[Records from a data source]
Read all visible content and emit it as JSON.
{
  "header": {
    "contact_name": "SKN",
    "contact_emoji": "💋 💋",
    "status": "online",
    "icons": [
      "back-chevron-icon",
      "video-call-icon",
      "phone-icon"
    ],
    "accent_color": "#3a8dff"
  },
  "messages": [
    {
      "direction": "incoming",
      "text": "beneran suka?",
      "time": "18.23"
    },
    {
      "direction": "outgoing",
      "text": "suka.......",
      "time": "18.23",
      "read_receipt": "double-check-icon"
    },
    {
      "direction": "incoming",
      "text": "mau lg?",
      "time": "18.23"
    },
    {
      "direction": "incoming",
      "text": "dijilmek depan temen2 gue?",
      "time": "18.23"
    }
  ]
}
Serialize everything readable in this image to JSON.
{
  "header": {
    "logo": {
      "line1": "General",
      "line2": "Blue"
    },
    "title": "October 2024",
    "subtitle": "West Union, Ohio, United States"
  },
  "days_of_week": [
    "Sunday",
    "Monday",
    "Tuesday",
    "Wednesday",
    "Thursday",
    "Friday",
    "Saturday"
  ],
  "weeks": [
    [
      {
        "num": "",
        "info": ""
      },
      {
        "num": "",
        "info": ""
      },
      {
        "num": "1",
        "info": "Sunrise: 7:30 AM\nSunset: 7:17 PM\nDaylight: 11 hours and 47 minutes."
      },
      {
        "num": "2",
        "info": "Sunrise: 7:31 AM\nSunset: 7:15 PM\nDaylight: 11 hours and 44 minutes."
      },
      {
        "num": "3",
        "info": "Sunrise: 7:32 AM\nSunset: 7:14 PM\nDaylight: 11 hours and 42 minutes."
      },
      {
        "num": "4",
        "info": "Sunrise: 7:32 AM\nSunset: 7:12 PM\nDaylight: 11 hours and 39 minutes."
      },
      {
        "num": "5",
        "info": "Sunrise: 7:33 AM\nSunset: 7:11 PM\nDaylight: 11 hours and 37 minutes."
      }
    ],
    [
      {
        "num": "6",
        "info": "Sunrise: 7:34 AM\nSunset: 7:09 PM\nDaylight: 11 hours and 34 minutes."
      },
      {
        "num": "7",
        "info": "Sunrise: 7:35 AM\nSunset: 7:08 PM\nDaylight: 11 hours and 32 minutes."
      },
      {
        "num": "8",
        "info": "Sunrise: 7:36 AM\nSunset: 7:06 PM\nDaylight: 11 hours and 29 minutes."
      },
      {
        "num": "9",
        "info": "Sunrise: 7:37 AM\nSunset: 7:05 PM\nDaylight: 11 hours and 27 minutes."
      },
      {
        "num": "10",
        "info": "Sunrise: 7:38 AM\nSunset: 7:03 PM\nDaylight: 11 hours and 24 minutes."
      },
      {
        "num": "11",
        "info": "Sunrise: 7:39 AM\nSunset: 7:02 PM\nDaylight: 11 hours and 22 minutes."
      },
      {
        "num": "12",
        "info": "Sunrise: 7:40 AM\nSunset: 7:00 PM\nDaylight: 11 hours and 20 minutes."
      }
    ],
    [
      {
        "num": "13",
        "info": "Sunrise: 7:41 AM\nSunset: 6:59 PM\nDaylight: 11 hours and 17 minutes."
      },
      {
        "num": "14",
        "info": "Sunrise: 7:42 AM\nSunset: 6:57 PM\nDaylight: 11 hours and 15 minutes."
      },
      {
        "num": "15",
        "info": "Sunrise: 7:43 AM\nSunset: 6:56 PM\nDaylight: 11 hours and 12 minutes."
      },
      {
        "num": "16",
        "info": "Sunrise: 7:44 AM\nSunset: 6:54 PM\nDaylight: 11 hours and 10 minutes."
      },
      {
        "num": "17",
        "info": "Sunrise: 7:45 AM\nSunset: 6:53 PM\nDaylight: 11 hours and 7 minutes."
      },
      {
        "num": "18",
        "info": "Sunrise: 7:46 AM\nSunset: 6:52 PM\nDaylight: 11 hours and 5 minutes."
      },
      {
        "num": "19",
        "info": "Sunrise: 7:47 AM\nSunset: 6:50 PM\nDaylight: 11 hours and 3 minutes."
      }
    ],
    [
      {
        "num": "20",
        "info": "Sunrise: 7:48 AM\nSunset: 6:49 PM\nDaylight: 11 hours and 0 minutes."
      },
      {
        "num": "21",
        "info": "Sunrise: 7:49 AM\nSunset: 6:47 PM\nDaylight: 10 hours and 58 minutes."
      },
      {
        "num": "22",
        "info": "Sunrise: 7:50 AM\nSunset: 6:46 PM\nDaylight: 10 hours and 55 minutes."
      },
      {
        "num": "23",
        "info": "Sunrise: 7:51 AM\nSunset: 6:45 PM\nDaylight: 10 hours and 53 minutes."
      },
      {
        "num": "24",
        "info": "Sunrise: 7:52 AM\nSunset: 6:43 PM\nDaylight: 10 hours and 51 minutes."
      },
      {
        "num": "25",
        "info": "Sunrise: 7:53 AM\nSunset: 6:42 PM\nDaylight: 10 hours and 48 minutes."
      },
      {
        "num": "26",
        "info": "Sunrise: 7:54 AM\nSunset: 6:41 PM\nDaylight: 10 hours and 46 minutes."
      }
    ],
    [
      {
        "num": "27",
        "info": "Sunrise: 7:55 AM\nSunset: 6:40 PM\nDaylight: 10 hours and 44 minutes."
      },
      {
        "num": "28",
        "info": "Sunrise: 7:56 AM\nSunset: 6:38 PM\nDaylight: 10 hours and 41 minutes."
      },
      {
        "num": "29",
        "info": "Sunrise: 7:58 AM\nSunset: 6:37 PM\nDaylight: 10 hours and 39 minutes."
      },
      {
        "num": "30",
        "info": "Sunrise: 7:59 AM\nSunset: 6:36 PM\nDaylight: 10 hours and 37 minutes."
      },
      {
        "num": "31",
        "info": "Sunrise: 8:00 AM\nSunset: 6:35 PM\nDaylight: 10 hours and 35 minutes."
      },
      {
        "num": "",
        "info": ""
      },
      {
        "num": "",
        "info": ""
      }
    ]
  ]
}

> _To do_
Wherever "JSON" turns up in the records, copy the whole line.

> _Result of the task_
Read all visible content and emit it as JSON.
Serialize everything readable in this image to JSON.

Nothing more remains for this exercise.